Brass of the Month
Copyright © 2013 Monumental Brass Society (MBS)
Page last updated 04 March 2015
Copyright: Jon Bayliss
This large and splendid brass was made in London by the 'London B' workshop after the death of Sir John Phelip in 1415. He died ten days after the successful conclusion of the siege of Harfleur, most likely of dysentery, which carried of many other English troops at the time. Maud Harcourt married Sir John between 1407, the date of death of her first husband, Walter Cookesey, and 1409 but died in 1414. Shortly before his death Sir John had married for a third time, as her first husband, Alice Chaucer, the granddaughter of the poet and daughter of the very wealthy Thomas Chaucer, when she was but eleven years old. She outlived him by sixty years and died as Duchess of Suffolk. Sir John, a younger son of a Suffolk family and a nephew of Sir Thomas Erpingham KG, came to prominence once Henry V succeeded to the throne in 1413 but did not live to enjoy his new status for very long and left no issue.
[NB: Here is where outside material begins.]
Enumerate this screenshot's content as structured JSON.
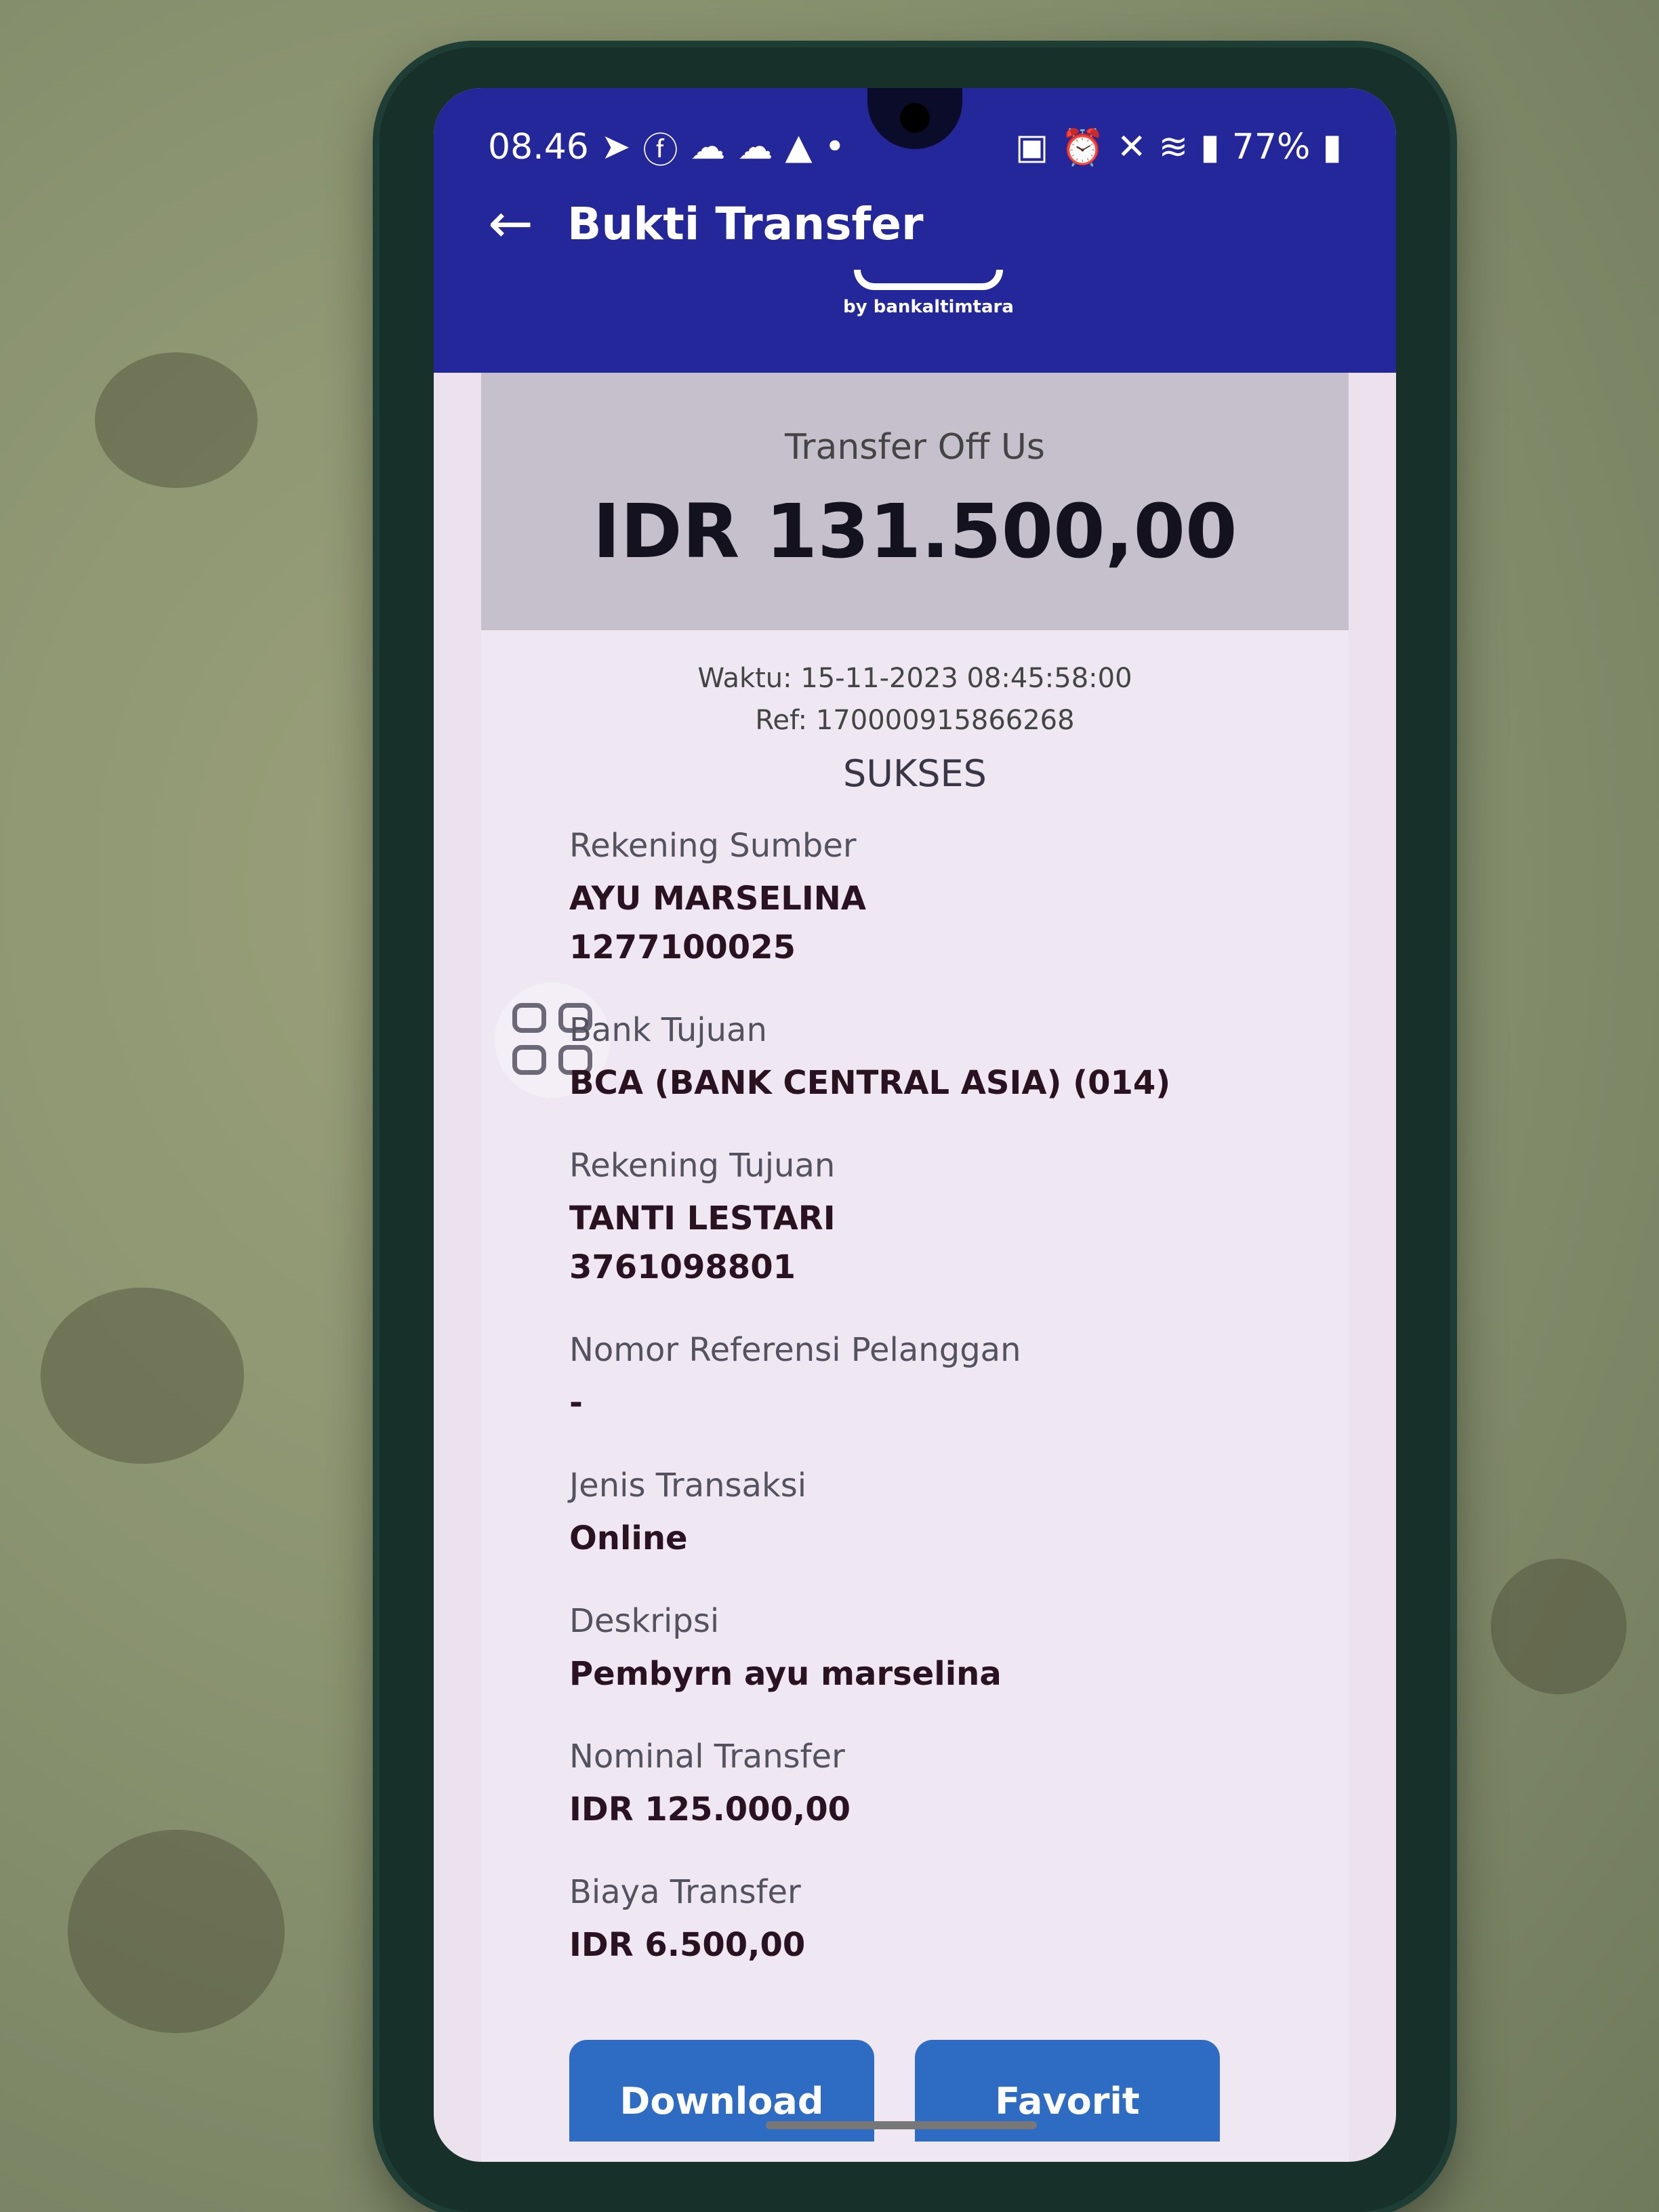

Walter Cookesey and Maud Harcourt had two children, Hugh, who has an alabaster effigy on a tomb in the same church, and Joyce Beauchamp, also buried there, who has a large canopied freestone monument with her effigy and some interesting but damaged religious carvings. Walter had outlived his own father by only two years, suggesting that he was relatively young when he died.
The inscription is mainly concerned with Sir John and is a form of rhyming Latin hexameter.
Miles honorificus· John Phelip subiacet astus:
Henricus quintus· dilexerat hunc ut amicus:
Consepelitur ei· sua sponsa Matildis amata:
Waltero Cookesey· prius Armigero sociata:
Audax et fortis: apud Harffleu John bene gessit:
Et Baro vim mortis· patiens migrare recessit:
M. C. quarter x. v: Octobris luce secunda:
Sit suus alme Jesu: tibi spiritus hostia munda:
A board near the brass has this translation :
The honourable Knight John Phelip lies buried within.
As a friend Henry V esteemed this man.
Buried with him is his beloved wife Matilda
Previously married to Walter Cookesey esquire.
Bold and strong , John fought well at Harfleur
And suffering the way of death, this newly-
On the second day of October 1415.
May his spirit be a fitting sacrifice to thee, O gracious Jesu.
This version relies on Nash's suggestion that 'vim' is a abbreviation of 'viam' although there is no sign that the word is abbreviated on the inscription. Another board explains that the brass suffered heavy wear when it was in the centre of the chancel but was moved after the matrix of the original slab broke up. In 1973 George Pace, the architect, advised that the stone be replaced by slate. Dick Reid of York undertook to reset the brass in Blue Burlington slate and it was placed in its present position towards the east end of the north aisle in December 1977. Some of the missing pieces are indicated but others, such as the side-
September 2013 -
For a more extensive biography of Sir John, see